Before I elaborate on the fourth common mistake I should probably mention a way to use an analysis by categories that is immune to the mistakes listed previously, which is when it is used primarily as a rhetorical device. By this I mean that the structure of an analysis by categories is used simply as a way to systematically discuss your subject matter, and not to draw any further conclusions about it. You break it us into a number of categories and then talk about each one. You don’t have to worry about exhaustion because you aren’t trying to uncover every possible detail about your topic. Nor do you have to worry about exclusivity or distinctness. An example of this use of the method is this very post. Here I am analyzing analysis by category by dividing flawed uses of this technique into different groups. Whether every possible mistake falls under one of the groups, or whether some mistakes fall under more than one group, is irrelevant to whether the post is useful for identifying and helping prevent common mistakes made when using the method.
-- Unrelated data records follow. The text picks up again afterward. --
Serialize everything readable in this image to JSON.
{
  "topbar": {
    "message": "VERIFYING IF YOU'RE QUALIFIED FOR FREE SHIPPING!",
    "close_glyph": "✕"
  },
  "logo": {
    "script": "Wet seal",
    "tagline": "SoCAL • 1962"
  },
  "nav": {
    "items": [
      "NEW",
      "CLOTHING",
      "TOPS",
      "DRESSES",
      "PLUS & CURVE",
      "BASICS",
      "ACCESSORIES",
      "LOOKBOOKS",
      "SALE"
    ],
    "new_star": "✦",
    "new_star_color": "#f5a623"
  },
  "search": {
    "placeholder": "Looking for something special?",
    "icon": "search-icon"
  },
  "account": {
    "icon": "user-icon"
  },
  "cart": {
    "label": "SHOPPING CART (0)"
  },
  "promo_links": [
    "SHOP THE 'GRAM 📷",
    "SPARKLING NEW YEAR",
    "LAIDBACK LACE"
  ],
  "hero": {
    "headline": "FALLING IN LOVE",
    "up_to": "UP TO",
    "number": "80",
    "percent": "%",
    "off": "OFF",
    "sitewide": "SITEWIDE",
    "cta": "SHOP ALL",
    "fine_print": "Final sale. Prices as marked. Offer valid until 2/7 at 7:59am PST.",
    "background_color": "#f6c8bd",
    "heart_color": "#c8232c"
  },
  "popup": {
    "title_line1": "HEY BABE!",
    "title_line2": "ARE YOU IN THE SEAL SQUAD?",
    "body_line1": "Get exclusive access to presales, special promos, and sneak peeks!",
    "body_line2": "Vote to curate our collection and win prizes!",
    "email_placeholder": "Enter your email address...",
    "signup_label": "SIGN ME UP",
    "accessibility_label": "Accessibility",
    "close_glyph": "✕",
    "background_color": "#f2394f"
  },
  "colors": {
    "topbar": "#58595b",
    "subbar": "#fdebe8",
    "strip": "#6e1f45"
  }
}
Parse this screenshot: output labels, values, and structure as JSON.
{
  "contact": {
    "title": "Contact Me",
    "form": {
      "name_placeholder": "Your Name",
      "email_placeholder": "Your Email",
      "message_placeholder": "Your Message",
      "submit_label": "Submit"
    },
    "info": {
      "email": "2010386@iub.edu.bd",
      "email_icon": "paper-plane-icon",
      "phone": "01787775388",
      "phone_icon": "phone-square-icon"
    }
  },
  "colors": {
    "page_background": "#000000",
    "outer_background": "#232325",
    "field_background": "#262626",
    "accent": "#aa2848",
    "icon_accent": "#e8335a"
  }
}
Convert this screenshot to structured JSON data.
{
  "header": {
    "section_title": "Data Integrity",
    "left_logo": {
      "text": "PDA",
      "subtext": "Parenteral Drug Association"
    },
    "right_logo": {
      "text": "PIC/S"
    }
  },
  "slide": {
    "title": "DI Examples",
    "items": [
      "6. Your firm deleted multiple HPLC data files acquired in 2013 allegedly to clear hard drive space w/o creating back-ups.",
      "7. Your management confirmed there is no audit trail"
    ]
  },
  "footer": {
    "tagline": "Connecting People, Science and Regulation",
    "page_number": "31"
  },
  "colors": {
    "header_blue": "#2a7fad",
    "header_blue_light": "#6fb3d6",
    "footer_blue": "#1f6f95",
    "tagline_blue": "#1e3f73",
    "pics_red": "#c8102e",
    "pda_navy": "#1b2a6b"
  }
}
The fourth, and final, kind of mistake (that I will discuss here), assuming existence, is perhaps the most serious mistake to make, at least for an analysis by categories. Making the mistake of assuming existence entails doing an analysis by categories and then, afterwards, assuming that there are objects which fall into those categories, and then using the properties of those categories, as detailed by the analysis, to argue for some further position, or to explain some phenomena. This is, I think, is the most subtle mistake to make, and one that occurs relatively frequently in complicated analyses. The paper starts with a detailed analysis by categories, and each category is given detailed treatment. Then the author goes on to use those categories to deal with some philosophical problem. The problem is that if some of those categories are empty then obviously they can’t be a good treatment of the problem they are applied to. For example, we could consider the profession that supplies to people everything they need (like a super-santa) as one of our divisions of adults into careers. And we could analyze with great detail the nature of such a career. Then, when we were done, we could go on to conclude that we have what we need because of these people. Obviously this example is silly, but anytime a philosopher engages in ontology (a categorization of what exists) and then goes on to use their ontology to deal with certain philosophical problems or to answer certain questions there is a good chance they have made this mistake, unless they have taken a moment between finishing their ontology and using it to demonstrate that the categories of their ontology aren’t empty.

[Note: feel free to submit other common kinds of errors that occur as part of analysis by categories / argument by cases with a comment.]